The demand for holiday parks in the Netherlands is up by 40 percent when compared to the same period last year, according to, a website affiliated with large holiday parks such as Landal and Roompot. According to spokesperson Laurens Taekema, “some parks in the North, Zeeland and the Wadden Islands are already fully booked for July.” He also believes that holidaymakers should not hold out for special offers, as prices are set to rise rather than fall.

Jens van den Broek, Director of Micazu, a website on which Dutch owners rent out their holiday homes, confirms that “the prices for a holiday home in the Netherlands in the high season are indeed rising.”

Almost all holiday homes are already booked for the high season on his platform, with a 5 percent availability rate this month and just 10–15 percent availability in the Netherlands in the first two weeks of August.

Investing in Holiday Homes

It would seem that just as the stability of traditional property investment sectors is falling (with businesses unable to pay their commercial rent and individuals unable to meet their domestic rents, hotels and restaurants unable to meet occupancy levels etc.) the holiday home sector is booming.

“No matter how damaged the general economy seems to get, there are always enough people who want to go on holiday.
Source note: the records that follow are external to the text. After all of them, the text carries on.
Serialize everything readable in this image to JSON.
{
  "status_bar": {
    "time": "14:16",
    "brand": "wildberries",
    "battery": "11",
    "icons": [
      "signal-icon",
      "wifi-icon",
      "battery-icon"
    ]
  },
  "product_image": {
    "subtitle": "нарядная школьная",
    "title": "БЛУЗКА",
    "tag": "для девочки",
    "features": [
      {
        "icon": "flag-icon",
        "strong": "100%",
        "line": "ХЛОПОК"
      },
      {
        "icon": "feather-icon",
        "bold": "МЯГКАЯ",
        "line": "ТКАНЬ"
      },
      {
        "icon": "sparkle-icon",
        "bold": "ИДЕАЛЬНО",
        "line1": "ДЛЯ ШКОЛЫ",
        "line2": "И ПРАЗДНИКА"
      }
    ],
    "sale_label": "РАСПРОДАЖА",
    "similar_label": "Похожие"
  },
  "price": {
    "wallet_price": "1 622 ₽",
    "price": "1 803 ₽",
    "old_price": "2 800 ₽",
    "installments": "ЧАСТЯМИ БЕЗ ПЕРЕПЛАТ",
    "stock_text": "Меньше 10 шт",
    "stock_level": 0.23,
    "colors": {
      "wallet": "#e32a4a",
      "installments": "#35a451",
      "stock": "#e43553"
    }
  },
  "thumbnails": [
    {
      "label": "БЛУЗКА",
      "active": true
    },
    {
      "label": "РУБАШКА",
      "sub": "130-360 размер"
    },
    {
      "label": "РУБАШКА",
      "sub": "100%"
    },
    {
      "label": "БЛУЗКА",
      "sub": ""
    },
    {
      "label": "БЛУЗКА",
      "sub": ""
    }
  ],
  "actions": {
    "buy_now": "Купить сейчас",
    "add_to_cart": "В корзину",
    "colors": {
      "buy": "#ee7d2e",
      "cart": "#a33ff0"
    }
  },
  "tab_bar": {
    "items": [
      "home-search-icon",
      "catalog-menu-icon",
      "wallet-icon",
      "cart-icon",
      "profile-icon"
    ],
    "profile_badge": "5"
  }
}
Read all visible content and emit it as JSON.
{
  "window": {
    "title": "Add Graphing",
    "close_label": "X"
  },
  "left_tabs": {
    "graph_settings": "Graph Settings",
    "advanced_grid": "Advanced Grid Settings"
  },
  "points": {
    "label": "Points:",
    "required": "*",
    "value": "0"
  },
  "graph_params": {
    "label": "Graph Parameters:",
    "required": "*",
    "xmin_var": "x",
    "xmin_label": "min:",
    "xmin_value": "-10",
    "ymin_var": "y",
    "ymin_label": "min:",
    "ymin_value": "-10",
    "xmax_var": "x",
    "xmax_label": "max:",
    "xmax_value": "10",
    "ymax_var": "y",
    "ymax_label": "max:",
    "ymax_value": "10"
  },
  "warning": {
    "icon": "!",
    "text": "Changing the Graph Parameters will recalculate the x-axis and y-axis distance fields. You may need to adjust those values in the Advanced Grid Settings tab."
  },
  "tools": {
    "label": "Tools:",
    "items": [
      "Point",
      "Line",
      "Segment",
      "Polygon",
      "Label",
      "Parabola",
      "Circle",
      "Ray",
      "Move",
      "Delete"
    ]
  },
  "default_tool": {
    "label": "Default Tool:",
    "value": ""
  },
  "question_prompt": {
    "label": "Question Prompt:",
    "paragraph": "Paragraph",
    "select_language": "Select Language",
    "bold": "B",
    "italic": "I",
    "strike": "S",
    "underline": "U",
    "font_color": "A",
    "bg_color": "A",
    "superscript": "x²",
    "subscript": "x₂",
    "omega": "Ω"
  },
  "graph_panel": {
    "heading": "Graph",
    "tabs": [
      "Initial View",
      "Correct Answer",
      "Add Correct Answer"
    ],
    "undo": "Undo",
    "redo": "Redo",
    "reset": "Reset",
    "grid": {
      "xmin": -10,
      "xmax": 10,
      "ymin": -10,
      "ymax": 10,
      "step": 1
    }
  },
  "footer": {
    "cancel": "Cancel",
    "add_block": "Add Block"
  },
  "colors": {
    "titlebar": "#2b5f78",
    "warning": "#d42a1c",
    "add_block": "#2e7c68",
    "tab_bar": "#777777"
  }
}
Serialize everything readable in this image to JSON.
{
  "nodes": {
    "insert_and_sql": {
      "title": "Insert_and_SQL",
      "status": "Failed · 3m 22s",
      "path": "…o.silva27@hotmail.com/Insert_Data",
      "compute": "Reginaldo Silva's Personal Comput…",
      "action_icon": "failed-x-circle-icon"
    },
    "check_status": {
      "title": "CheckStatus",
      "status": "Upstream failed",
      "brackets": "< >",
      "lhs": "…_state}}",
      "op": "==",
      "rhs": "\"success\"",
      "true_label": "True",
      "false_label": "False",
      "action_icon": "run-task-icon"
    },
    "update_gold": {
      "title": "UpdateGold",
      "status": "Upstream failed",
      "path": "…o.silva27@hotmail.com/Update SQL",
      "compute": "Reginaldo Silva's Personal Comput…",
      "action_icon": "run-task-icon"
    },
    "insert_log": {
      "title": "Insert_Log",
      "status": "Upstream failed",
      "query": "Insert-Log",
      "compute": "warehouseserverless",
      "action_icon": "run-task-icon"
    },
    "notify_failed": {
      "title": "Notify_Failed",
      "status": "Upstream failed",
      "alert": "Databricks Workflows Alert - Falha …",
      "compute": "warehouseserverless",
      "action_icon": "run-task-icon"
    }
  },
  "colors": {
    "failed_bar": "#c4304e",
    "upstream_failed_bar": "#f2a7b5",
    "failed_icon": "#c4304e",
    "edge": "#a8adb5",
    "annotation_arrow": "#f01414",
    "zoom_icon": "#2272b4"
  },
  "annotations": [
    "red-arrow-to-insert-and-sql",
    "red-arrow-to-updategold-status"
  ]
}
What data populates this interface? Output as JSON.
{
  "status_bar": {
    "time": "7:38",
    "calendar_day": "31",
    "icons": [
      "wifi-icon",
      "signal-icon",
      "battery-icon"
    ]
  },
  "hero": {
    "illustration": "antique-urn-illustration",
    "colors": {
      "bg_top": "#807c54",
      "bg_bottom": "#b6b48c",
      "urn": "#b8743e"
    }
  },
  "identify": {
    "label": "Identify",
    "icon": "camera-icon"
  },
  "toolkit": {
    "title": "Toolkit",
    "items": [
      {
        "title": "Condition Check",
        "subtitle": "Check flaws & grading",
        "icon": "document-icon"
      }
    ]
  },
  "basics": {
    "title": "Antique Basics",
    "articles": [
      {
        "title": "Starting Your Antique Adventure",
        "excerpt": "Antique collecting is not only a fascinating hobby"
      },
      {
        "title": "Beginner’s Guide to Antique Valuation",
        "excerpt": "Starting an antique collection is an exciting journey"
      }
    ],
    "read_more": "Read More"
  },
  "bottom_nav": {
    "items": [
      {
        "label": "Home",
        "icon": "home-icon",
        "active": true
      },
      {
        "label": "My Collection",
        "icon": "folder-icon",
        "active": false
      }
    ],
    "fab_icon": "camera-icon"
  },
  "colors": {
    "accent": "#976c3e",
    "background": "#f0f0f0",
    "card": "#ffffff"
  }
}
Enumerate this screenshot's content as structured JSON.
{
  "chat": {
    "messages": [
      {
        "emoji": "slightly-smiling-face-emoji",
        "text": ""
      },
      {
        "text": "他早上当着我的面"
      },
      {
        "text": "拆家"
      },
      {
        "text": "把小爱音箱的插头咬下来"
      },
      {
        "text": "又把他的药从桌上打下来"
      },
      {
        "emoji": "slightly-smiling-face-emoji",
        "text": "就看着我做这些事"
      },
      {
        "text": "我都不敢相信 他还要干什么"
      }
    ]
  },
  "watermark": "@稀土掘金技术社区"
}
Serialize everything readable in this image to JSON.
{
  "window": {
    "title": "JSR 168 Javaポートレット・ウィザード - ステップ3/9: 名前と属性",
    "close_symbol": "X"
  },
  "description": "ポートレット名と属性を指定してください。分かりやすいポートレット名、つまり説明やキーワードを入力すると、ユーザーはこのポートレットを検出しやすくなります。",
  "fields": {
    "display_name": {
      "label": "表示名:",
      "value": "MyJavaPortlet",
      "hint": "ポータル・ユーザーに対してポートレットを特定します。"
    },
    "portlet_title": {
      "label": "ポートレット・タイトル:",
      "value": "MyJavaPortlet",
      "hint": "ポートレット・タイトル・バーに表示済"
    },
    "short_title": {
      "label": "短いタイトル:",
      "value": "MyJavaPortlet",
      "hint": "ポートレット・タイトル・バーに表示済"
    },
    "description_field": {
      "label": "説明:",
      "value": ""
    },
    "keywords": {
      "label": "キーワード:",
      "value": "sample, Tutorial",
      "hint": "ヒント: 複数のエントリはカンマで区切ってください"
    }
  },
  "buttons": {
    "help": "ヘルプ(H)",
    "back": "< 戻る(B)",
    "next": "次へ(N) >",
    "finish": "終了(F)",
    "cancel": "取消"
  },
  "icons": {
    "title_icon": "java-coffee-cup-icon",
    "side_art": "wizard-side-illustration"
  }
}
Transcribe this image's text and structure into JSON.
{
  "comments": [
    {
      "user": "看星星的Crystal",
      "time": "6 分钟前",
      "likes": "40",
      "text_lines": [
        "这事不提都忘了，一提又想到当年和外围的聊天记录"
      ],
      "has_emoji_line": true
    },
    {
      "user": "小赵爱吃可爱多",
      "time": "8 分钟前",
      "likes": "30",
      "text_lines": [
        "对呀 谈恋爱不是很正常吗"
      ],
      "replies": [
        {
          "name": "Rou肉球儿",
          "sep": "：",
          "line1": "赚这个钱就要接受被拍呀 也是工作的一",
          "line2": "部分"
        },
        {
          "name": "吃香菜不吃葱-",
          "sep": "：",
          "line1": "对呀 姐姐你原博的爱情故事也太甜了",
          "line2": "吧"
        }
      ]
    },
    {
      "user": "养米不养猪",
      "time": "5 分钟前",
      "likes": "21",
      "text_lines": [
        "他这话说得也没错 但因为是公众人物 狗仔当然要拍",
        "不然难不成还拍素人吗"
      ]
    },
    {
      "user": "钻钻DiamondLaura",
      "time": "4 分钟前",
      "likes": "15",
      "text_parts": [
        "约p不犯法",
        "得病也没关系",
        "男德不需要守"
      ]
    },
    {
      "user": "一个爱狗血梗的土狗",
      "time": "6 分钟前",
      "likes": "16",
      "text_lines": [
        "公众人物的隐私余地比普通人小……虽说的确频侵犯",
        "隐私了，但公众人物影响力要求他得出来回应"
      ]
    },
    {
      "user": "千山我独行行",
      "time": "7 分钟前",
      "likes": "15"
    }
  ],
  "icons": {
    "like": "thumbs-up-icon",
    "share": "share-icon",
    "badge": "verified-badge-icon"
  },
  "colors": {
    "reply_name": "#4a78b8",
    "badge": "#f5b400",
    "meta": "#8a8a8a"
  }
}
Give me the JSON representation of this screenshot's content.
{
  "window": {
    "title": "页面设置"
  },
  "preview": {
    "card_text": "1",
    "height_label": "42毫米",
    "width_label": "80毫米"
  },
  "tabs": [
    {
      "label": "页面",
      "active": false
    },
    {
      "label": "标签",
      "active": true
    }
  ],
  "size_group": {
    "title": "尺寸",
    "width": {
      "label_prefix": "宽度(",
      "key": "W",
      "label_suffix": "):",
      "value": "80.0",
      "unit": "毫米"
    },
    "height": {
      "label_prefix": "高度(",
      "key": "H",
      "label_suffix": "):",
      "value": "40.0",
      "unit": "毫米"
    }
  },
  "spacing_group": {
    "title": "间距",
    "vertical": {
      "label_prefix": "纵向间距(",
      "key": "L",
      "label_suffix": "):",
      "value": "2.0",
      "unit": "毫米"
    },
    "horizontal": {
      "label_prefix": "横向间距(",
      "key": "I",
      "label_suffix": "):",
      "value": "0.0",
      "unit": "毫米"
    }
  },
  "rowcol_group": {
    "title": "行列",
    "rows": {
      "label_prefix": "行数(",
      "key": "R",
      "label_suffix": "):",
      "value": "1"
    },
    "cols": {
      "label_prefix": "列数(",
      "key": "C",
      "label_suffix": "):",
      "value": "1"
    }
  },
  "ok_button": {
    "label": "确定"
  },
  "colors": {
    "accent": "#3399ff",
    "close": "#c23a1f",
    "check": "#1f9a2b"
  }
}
And at the moment, and for the foreseeable future, that means holidaying at home.” says Esther Dekker, Real Estate Advisor at Max Property Group.

Investors in recreational properties within holiday parks are able to enjoy their own luxury villas for several weeks a year, whilst simultaneously generating a healthy rental income.

“Investing in a holiday home might just be one of the smartest investments post-Covid-19!” adds Dekker.

Max Property Group has begun selling holiday homes within holiday parks, and the first project is already live, namely Zuytland Buiten.

Zuytland Buiten is located in Simonshaven, which is a village on the island of Voorne Putten, and part of the popular recreation area of Bernisse.

The first phase of the park was built during 2006–2008 and consists of 105 waterfront units. Phase II, which is being developed by Whoonapart and marketed by Max Property Group via Max Crowdfund is an expansion of the existing park and will consist of an additional 76 units.

The project developer who has structured the expansion is owned and managed by Jaco Poldervaart who is originally from Voorne Putten and the construction company, Tetteroo Bouw & Projectontwikkeling B.V. from The Hague, has already been operational for more than 90 years.

The holiday park itself is being managed by an internationally acclaimed park operator with close to 100-holiday parks under management, in 6 European countries.

Prices start from as little as €212,691 and for more information, and to add your name to the waiting list, you can visit the project’s page on the Max Crowdfund website.